[Opening Source material section]

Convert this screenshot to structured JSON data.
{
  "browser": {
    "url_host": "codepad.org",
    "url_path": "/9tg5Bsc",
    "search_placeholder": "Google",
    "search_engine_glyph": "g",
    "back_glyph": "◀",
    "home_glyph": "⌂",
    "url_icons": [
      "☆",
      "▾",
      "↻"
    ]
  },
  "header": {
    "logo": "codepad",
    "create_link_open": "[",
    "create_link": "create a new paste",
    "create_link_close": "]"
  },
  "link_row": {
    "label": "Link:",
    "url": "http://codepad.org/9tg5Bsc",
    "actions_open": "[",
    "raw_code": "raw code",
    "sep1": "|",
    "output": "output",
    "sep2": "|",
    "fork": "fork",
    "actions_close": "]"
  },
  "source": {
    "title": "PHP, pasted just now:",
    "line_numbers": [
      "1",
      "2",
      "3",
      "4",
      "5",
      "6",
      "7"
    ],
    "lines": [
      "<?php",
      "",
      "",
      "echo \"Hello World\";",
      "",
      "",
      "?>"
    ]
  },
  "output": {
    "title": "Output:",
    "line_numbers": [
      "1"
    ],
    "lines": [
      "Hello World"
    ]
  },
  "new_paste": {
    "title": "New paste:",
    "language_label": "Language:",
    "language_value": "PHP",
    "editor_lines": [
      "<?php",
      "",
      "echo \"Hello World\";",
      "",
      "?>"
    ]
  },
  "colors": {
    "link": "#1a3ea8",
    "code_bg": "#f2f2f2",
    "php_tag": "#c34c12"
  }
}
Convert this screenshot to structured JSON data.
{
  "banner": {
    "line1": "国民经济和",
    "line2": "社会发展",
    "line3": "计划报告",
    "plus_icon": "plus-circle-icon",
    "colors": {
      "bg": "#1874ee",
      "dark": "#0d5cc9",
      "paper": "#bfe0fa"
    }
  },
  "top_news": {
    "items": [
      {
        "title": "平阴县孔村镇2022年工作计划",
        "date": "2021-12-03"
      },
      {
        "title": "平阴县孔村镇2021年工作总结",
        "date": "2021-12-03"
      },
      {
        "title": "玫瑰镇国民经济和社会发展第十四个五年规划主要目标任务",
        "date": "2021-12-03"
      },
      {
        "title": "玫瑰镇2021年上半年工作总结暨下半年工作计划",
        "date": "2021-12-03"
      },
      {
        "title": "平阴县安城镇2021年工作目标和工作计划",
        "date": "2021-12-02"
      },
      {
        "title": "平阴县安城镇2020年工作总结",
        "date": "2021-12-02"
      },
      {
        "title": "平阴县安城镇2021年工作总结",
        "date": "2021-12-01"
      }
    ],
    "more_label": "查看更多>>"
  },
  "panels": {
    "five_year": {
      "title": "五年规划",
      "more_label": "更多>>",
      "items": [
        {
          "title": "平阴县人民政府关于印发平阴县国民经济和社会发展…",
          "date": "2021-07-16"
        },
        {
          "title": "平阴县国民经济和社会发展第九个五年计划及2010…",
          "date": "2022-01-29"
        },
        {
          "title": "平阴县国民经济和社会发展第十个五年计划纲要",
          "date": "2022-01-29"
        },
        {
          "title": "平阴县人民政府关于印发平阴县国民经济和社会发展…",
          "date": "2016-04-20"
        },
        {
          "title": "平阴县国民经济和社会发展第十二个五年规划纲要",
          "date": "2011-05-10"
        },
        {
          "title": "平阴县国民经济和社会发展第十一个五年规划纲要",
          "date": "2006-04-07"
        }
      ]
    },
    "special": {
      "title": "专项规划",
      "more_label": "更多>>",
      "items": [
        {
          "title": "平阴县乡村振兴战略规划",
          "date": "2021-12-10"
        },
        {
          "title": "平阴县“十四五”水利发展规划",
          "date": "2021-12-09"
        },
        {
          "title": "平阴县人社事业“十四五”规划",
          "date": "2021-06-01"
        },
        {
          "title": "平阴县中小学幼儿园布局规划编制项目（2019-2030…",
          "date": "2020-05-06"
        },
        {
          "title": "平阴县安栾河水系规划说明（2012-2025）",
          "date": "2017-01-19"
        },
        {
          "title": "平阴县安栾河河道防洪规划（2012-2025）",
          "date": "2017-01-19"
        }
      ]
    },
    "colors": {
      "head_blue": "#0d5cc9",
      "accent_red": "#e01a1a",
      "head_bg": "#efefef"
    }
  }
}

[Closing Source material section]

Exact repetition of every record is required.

Solved exercise -
Convert this screenshot to structured JSON data.
{
  "browser": {
    "url_host": "codepad.org",
    "url_path": "/9tg5Bsc",
    "search_placeholder": "Google",
    "search_engine_glyph": "g",
    "back_glyph": "◀",
    "home_glyph": "⌂",
    "url_icons": [
      "☆",
      "▾",
      "↻"
    ]
  },
  "header": {
    "logo": "codepad",
    "create_link_open": "[",
    "create_link": "create a new paste",
    "create_link_close": "]"
  },
  "link_row": {
    "label": "Link:",
    "url": "http://codepad.org/9tg5Bsc",
    "actions_open": "[",
    "raw_code": "raw code",
    "sep1": "|",
    "output": "output",
    "sep2": "|",
    "fork": "fork",
    "actions_close": "]"
  },
  "source": {
    "title": "PHP, pasted just now:",
    "line_numbers": [
      "1",
      "2",
      "3",
      "4",
      "5",
      "6",
      "7"
    ],
    "lines": [
      "<?php",
      "",
      "",
      "echo \"Hello World\";",
      "",
      "",
      "?>"
    ]
  },
  "output": {
    "title": "Output:",
    "line_numbers": [
      "1"
    ],
    "lines": [
      "Hello World"
    ]
  },
  "new_paste": {
    "title": "New paste:",
    "language_label": "Language:",
    "language_value": "PHP",
    "editor_lines": [
      "<?php",
      "",
      "echo \"Hello World\";",
      "",
      "?>"
    ]
  },
  "colors": {
    "link": "#1a3ea8",
    "code_bg": "#f2f2f2",
    "php_tag": "#c34c12"
  }
}
Convert this screenshot to structured JSON data.
{
  "banner": {
    "line1": "国民经济和",
    "line2": "社会发展",
    "line3": "计划报告",
    "plus_icon": "plus-circle-icon",
    "colors": {
      "bg": "#1874ee",
      "dark": "#0d5cc9",
      "paper": "#bfe0fa"
    }
  },
  "top_news": {
    "items": [
      {
        "title": "平阴县孔村镇2022年工作计划",
        "date": "2021-12-03"
      },
      {
        "title": "平阴县孔村镇2021年工作总结",
        "date": "2021-12-03"
      },
      {
        "title": "玫瑰镇国民经济和社会发展第十四个五年规划主要目标任务",
        "date": "2021-12-03"
      },
      {
        "title": "玫瑰镇2021年上半年工作总结暨下半年工作计划",
        "date": "2021-12-03"
      },
      {
        "title": "平阴县安城镇2021年工作目标和工作计划",
        "date": "2021-12-02"
      },
      {
        "title": "平阴县安城镇2020年工作总结",
        "date": "2021-12-02"
      },
      {
        "title": "平阴县安城镇2021年工作总结",
        "date": "2021-12-01"
      }
    ],
    "more_label": "查看更多>>"
  },
  "panels": {
    "five_year": {
      "title": "五年规划",
      "more_label": "更多>>",
      "items": [
        {
          "title": "平阴县人民政府关于印发平阴县国民经济和社会发展…",
          "date": "2021-07-16"
        },
        {
          "title": "平阴县国民经济和社会发展第九个五年计划及2010…",
          "date": "2022-01-29"
        },
        {
          "title": "平阴县国民经济和社会发展第十个五年计划纲要",
          "date": "2022-01-29"
        },
        {
          "title": "平阴县人民政府关于印发平阴县国民经济和社会发展…",
          "date": "2016-04-20"
        },
        {
          "title": "平阴县国民经济和社会发展第十二个五年规划纲要",
          "date": "2011-05-10"
        },
        {
          "title": "平阴县国民经济和社会发展第十一个五年规划纲要",
          "date": "2006-04-07"
        }
      ]
    },
    "special": {
      "title": "专项规划",
      "more_label": "更多>>",
      "items": [
        {
          "title": "平阴县乡村振兴战略规划",
          "date": "2021-12-10"
        },
        {
          "title": "平阴县“十四五”水利发展规划",
          "date": "2021-12-09"
        },
        {
          "title": "平阴县人社事业“十四五”规划",
          "date": "2021-06-01"
        },
        {
          "title": "平阴县中小学幼儿园布局规划编制项目（2019-2030…",
          "date": "2020-05-06"
        },
        {
          "title": "平阴县安栾河水系规划说明（2012-2025）",
          "date": "2017-01-19"
        },
        {
          "title": "平阴县安栾河河道防洪规划（2012-2025）",
          "date": "2017-01-19"
        }
      ]
    },
    "colors": {
      "head_blue": "#0d5cc9",
      "accent_red": "#e01a1a",
      "head_bg": "#efefef"
    }
  }
}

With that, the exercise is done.